**Work instructions**. Retype the whole listing, please, keeping every line exact and dropping the pictures.

==================================================

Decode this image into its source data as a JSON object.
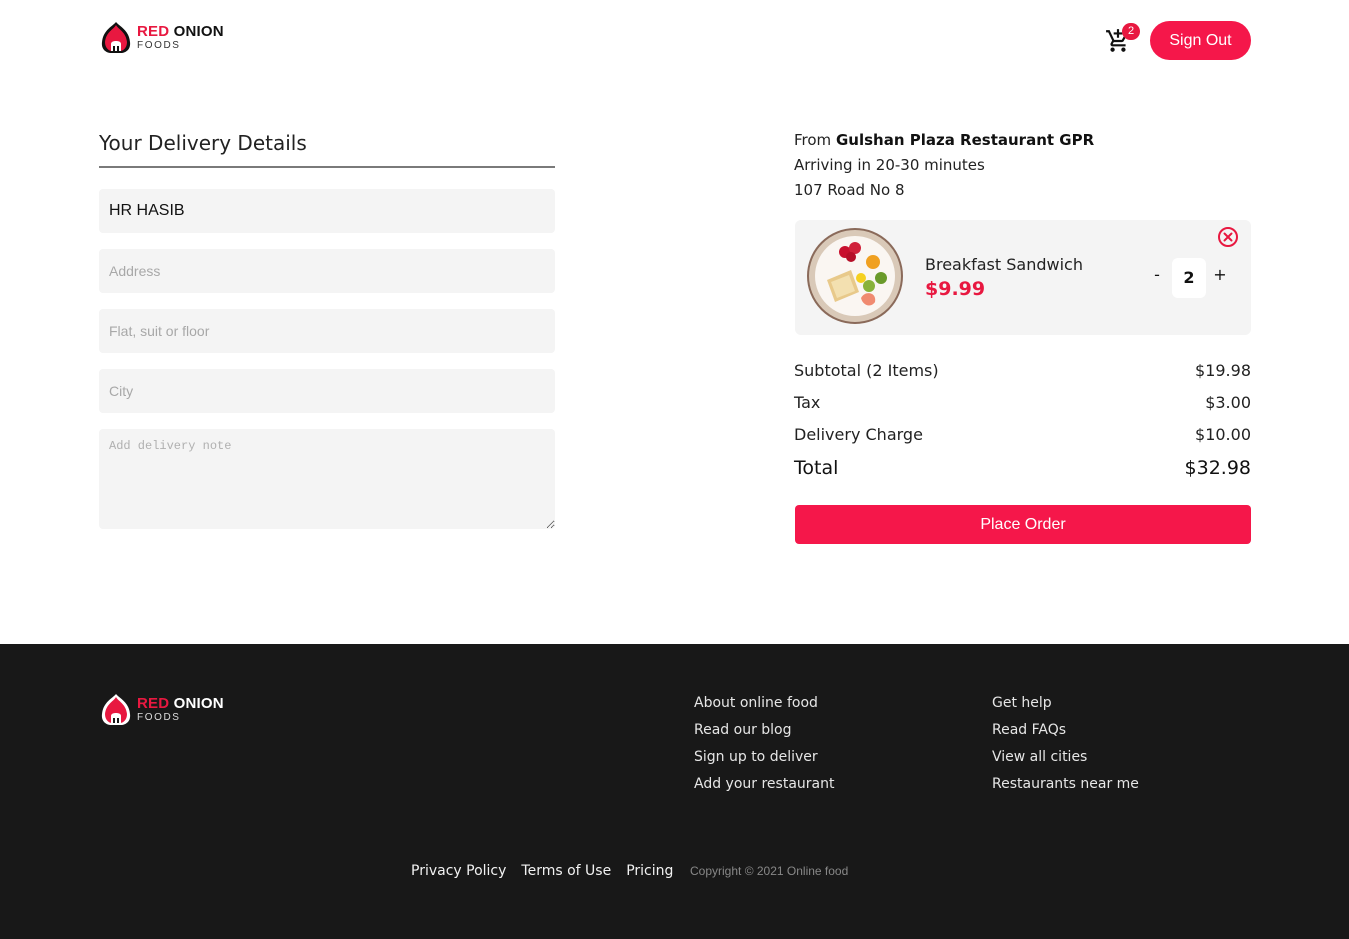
{
  "brand": {
    "name_red": "RED",
    "name_dark": "ONION",
    "tagline": "FOODS",
    "accent_color": "#e81840"
  },
  "header": {
    "cart_icon": "cart-plus-icon",
    "cart_count": "2",
    "signout_label": "Sign Out"
  },
  "delivery": {
    "title": "Your Delivery Details",
    "name_value": "HR HASIB",
    "address_placeholder": "Address",
    "flat_placeholder": "Flat, suit or floor",
    "city_placeholder": "City",
    "note_placeholder": "Add delivery note"
  },
  "order": {
    "from_label": "From",
    "restaurant": "Gulshan Plaza Restaurant GPR",
    "arriving": "Arriving in 20-30 minutes",
    "address": "107 Road No 8",
    "item": {
      "name": "Breakfast Sandwich",
      "price": "$9.99",
      "quantity": "2",
      "minus": "-",
      "plus": "+"
    },
    "summary": {
      "subtotal_label": "Subtotal (2 Items)",
      "subtotal_value": "$19.98",
      "tax_label": "Tax",
      "tax_value": "$3.00",
      "delivery_label": "Delivery Charge",
      "delivery_value": "$10.00",
      "total_label": "Total",
      "total_value": "$32.98"
    },
    "place_order_label": "Place Order"
  },
  "footer": {
    "col1": [
      "About online food",
      "Read our blog",
      "Sign up to deliver",
      "Add your restaurant"
    ],
    "col2": [
      "Get help",
      "Read FAQs",
      "View all cities",
      "Restaurants near me"
    ],
    "bottom_links": [
      "Privacy Policy",
      "Terms of Use",
      "Pricing"
    ],
    "copyright": "Copyright © 2021 Online food"
  }
}
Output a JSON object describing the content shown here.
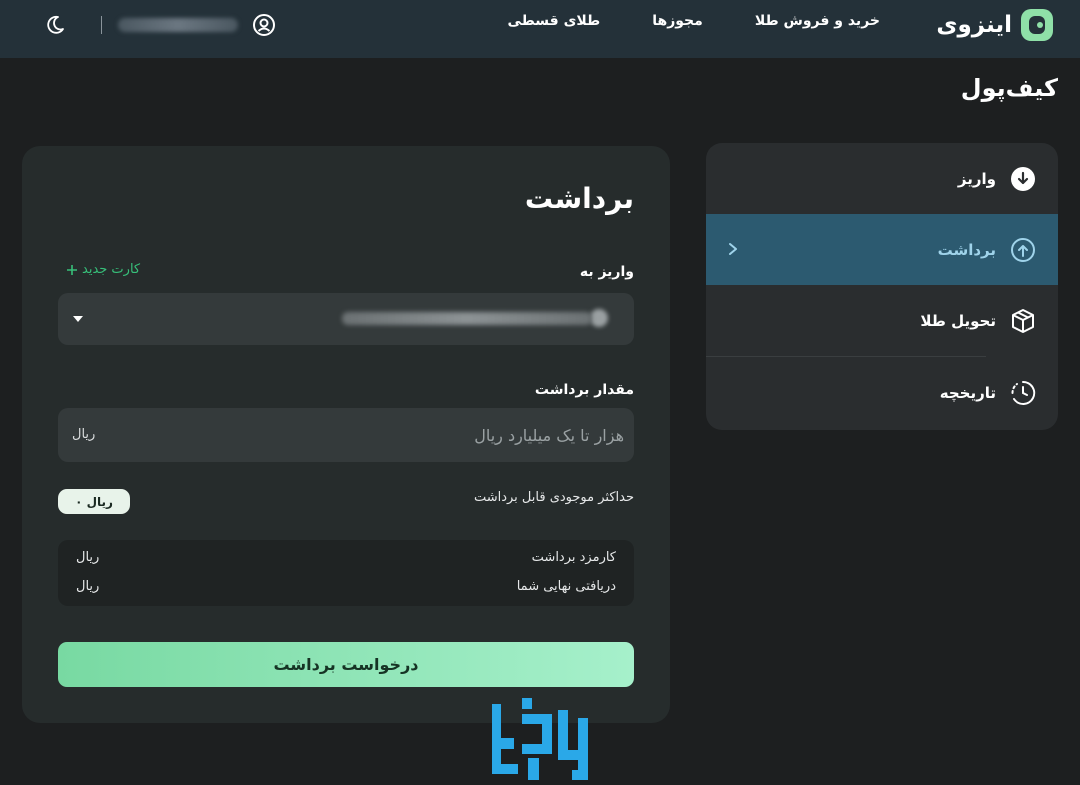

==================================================

**Expected answer**.
Decode this image into its source data as a JSON object.
{
  "brand": {
    "name_red": "RED",
    "name_dark": "ONION",
    "tagline": "FOODS",
    "accent_color": "#e81840"
  },
  "header": {
    "cart_icon": "cart-plus-icon",
    "cart_count": "2",
    "signout_label": "Sign Out"
  },
  "delivery": {
    "title": "Your Delivery Details",
    "name_value": "HR HASIB",
    "address_placeholder": "Address",
    "flat_placeholder": "Flat, suit or floor",
    "city_placeholder": "City",
    "note_placeholder": "Add delivery note"
  },
  "order": {
    "from_label": "From",
    "restaurant": "Gulshan Plaza Restaurant GPR",
    "arriving": "Arriving in 20-30 minutes",
    "address": "107 Road No 8",
    "item": {
      "name": "Breakfast Sandwich",
      "price": "$9.99",
      "quantity": "2",
      "minus": "-",
      "plus": "+"
    },
    "summary": {
      "subtotal_label": "Subtotal (2 Items)",
      "subtotal_value": "$19.98",
      "tax_label": "Tax",
      "tax_value": "$3.00",
      "delivery_label": "Delivery Charge",
      "delivery_value": "$10.00",
      "total_label": "Total",
      "total_value": "$32.98"
    },
    "place_order_label": "Place Order"
  },
  "footer": {
    "col1": [
      "About online food",
      "Read our blog",
      "Sign up to deliver",
      "Add your restaurant"
    ],
    "col2": [
      "Get help",
      "Read FAQs",
      "View all cities",
      "Restaurants near me"
    ],
    "bottom_links": [
      "Privacy Policy",
      "Terms of Use",
      "Pricing"
    ],
    "copyright": "Copyright © 2021 Online food"
  }
}
Output a JSON object describing the content shown here.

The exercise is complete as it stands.